“No one disagreed with the contention that the timing and the cost made absolutely no sense whatsoever,” said Brian Corley, the elections supervisor from Pasco.
A Scott spokesman said the fact that Baez stepped down in early November as opposed to late December played a determining role in holding a special election to replace her, as did the opinion of Miami-Dade Elections supervisor Christina White. When it came to filling the seats vacated by Latvala and Hahnfeldt, the state received different feedback.
“We always ask the supervisors what they recommend, what their guidance is,” said spokesman McKinley Lewis.
But some in the race question whether politics is at play.
Fernando Diez, a political strategist working with the campaign of lone Democratic candidate Javier Fernandez, believes Florida’s Republican governor scheduled the special election for the seat in May because Republicans believe they have a better chance to reclaim the swing district in a low-turnout event. Similarly, Pazos believes his own party is trying to boost the better-funded Vargas, whose law partner is veteran Republican Rep. Carlos Trujillo, by holding the primary the day after President’s Day.
By holding an election in May, the victor potentially becomes a “red-shirt” freshman legislator by gaining an extra six months on his tenure without affecting term limit. Farther down the road, that can help boost chances for becoming House Speaker in 2026.
“I don’t think we should be spending taxpayers dollars if we don’t need to, but my understanding is the Republican governor called this election because it’s in their benefit to call it now,” said Diez.
Vargas called the assertion “100 percent false.” And the Florida Democratic Party not only criticized Scott recently for not holding special elections to replace Latvala and Hahnfeldt, it also sued the state unsuccessfully last year to try and force an expedited special election to fill the seat before the ongoing legislative session.
“This isn’t about politics,” a party spokeswoman wrote last week in a press release. “This is about ensuring all Floridians have access to the services they need.”
Corley, the Pasco County supervisor, and Pinellas elections supervisor Deborah Clark disagree. They say that as as Latvala’s long and slow fall from power became more likely to end in his resignation, they proactively reached out to the state to ask that Scott not put the voters through multiple elections over one seat.

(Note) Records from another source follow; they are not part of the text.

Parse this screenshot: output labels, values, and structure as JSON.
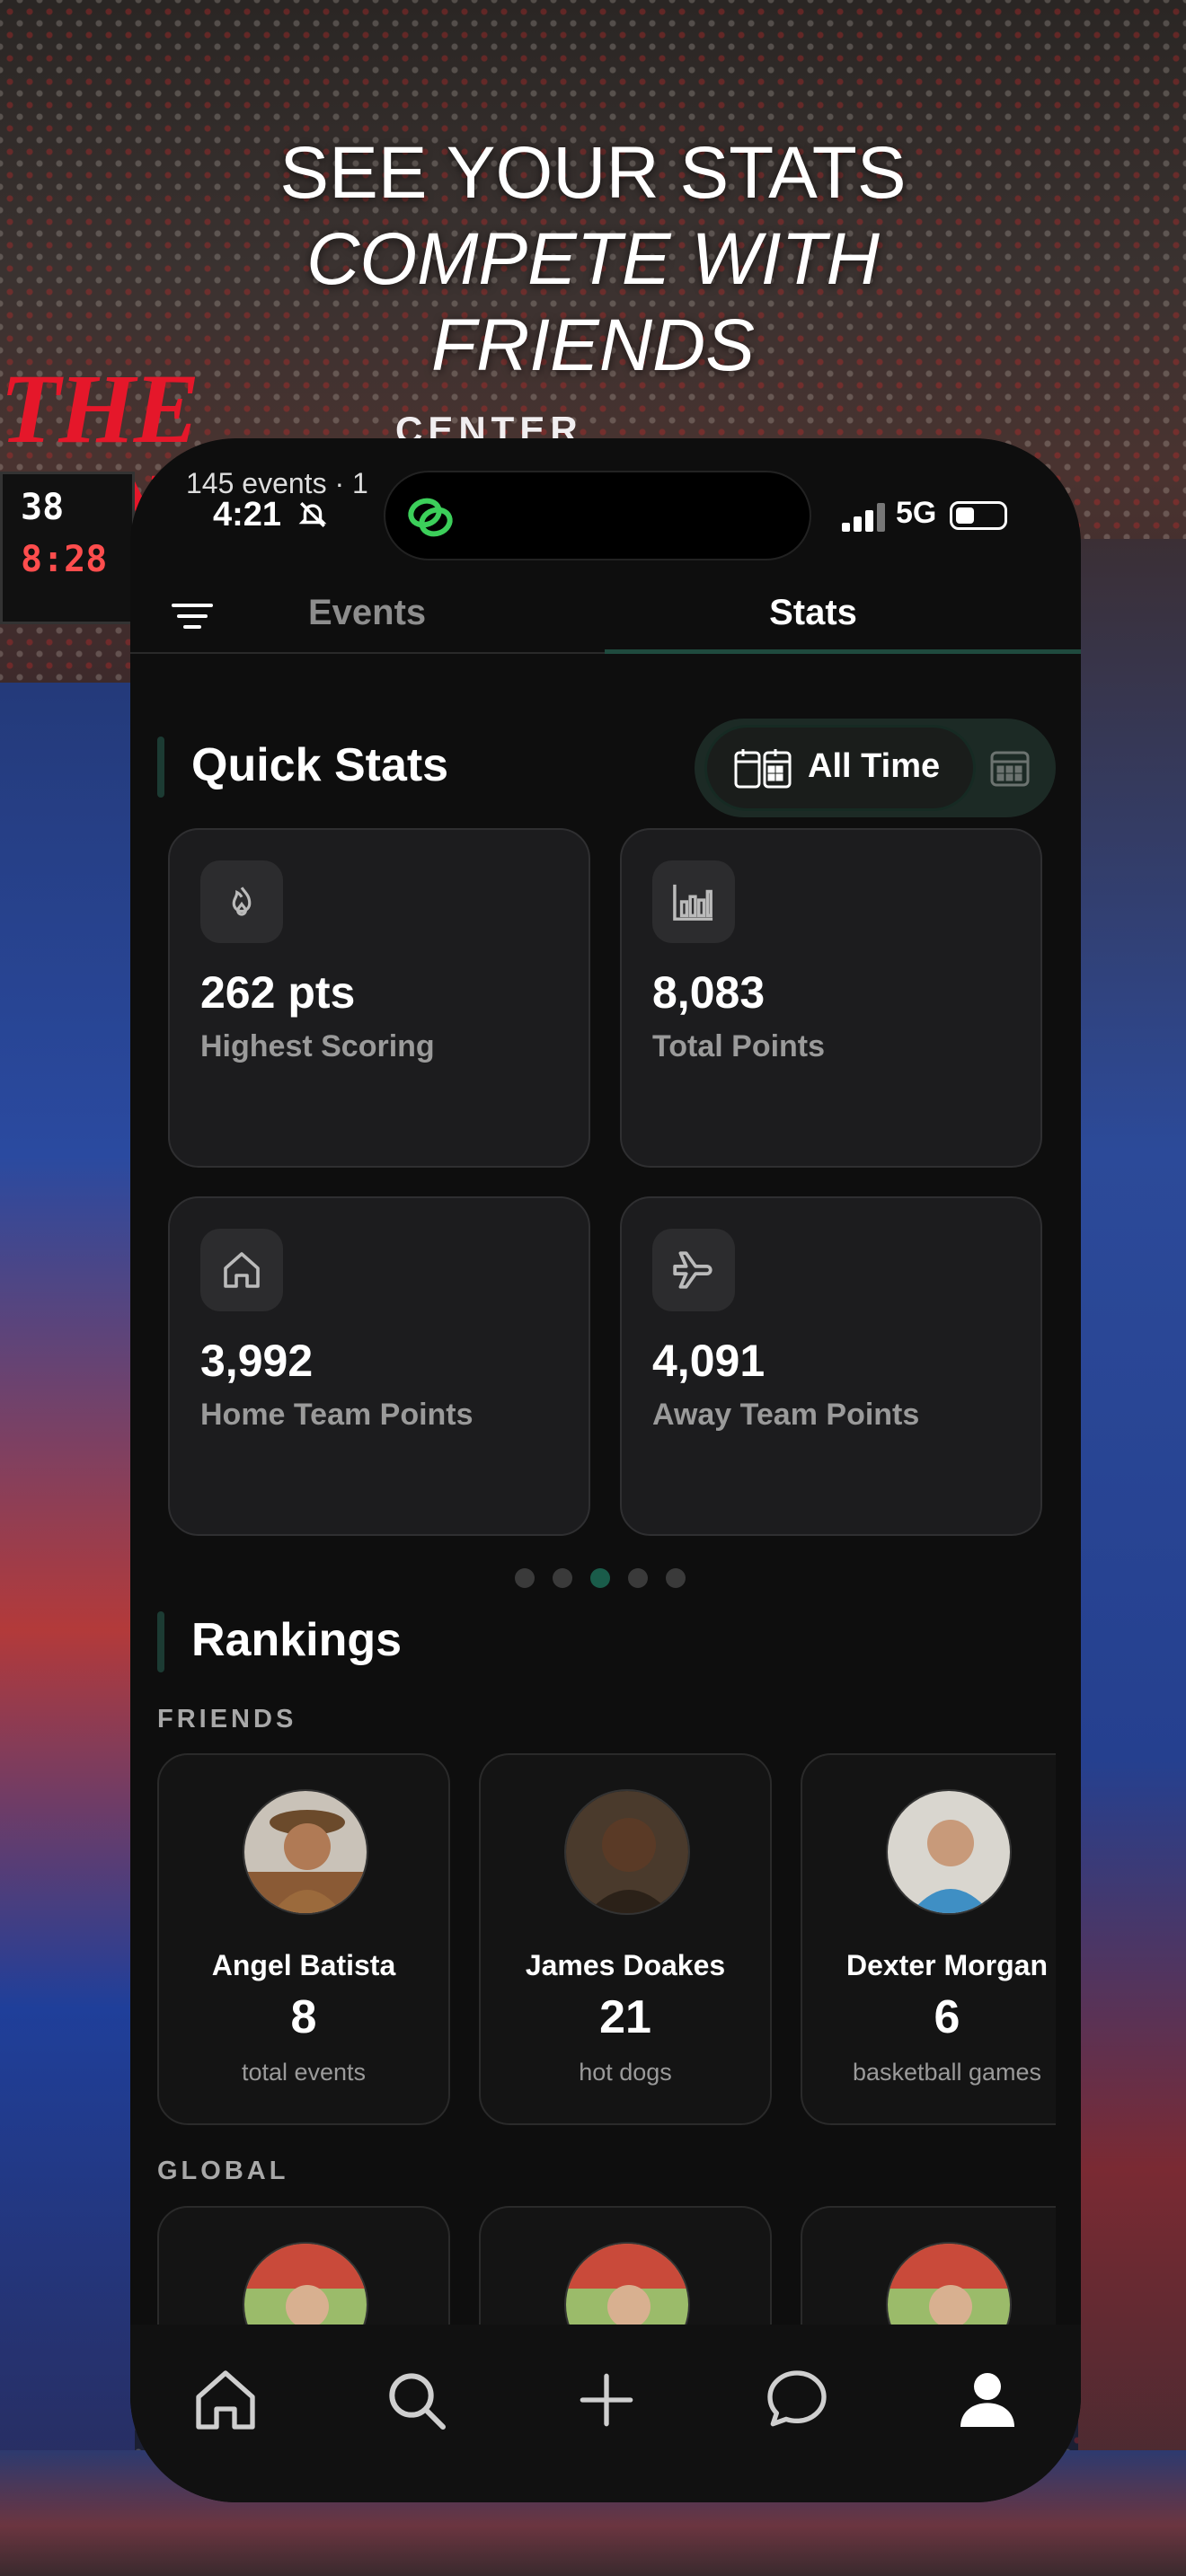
{
  "headline": {
    "line1": "SEE YOUR STATS",
    "line2": "COMPETE WITH",
    "line3": "FRIENDS"
  },
  "background": {
    "sign_text": "THE KING",
    "sign_sub": "CENTER",
    "score_home": "38",
    "score_clock": "8:28"
  },
  "status_bar": {
    "behind_text": "145 events · 1",
    "time": "4:21",
    "network": "5G"
  },
  "tabs": {
    "events": "Events",
    "stats": "Stats",
    "active": "Stats"
  },
  "quick_stats": {
    "title": "Quick Stats",
    "range_label": "All Time",
    "cards": [
      {
        "icon": "flame-icon",
        "value": "262 pts",
        "label": "Highest Scoring"
      },
      {
        "icon": "bar-chart-icon",
        "value": "8,083",
        "label": "Total Points"
      },
      {
        "icon": "home-icon",
        "value": "3,992",
        "label": "Home Team Points"
      },
      {
        "icon": "plane-icon",
        "value": "4,091",
        "label": "Away Team Points"
      }
    ],
    "pagination": {
      "count": 5,
      "active_index": 2
    }
  },
  "rankings": {
    "title": "Rankings",
    "friends_label": "FRIENDS",
    "global_label": "GLOBAL",
    "friends": [
      {
        "name": "Angel Batista",
        "count": "8",
        "unit": "total events"
      },
      {
        "name": "James Doakes",
        "count": "21",
        "unit": "hot dogs"
      },
      {
        "name": "Dexter Morgan",
        "count": "6",
        "unit": "basketball games"
      }
    ]
  },
  "colors": {
    "accent": "#1a5c4a",
    "phone_bg": "#0e0e0e",
    "card_bg": "#1c1c1e",
    "muted_text": "#9a9a9a"
  },
  "nav": [
    "home-icon",
    "search-icon",
    "plus-icon",
    "chat-icon",
    "profile-icon"
  ]
}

Miami-Dade’s White, on the other hand, took a more neutral stance, telling Scott’s elections department that she’d accept its decision after the State Department emailed to say that a special election was “on the horizon.” Once the state decided to hold an election, voting timelines laid out in state law pushed the primaries into February and the general into May.
“I will of course comply with whatever date the Governor deems appropriate for these elections,” White wrote to Maria Matthews, director of Florida’s Division of Elections.
Vargas is taking a similar attitude, saying “I don’t make the rules.” But he says the relentless campaigning will result in an elected representative who knows the district well, and agrees that it’s important to have an elected representative in the seat year-round, not just during the ongoing legislative session.
“A legislator’s job isn’t just two months out of the year,” he said. “It’s year-round.”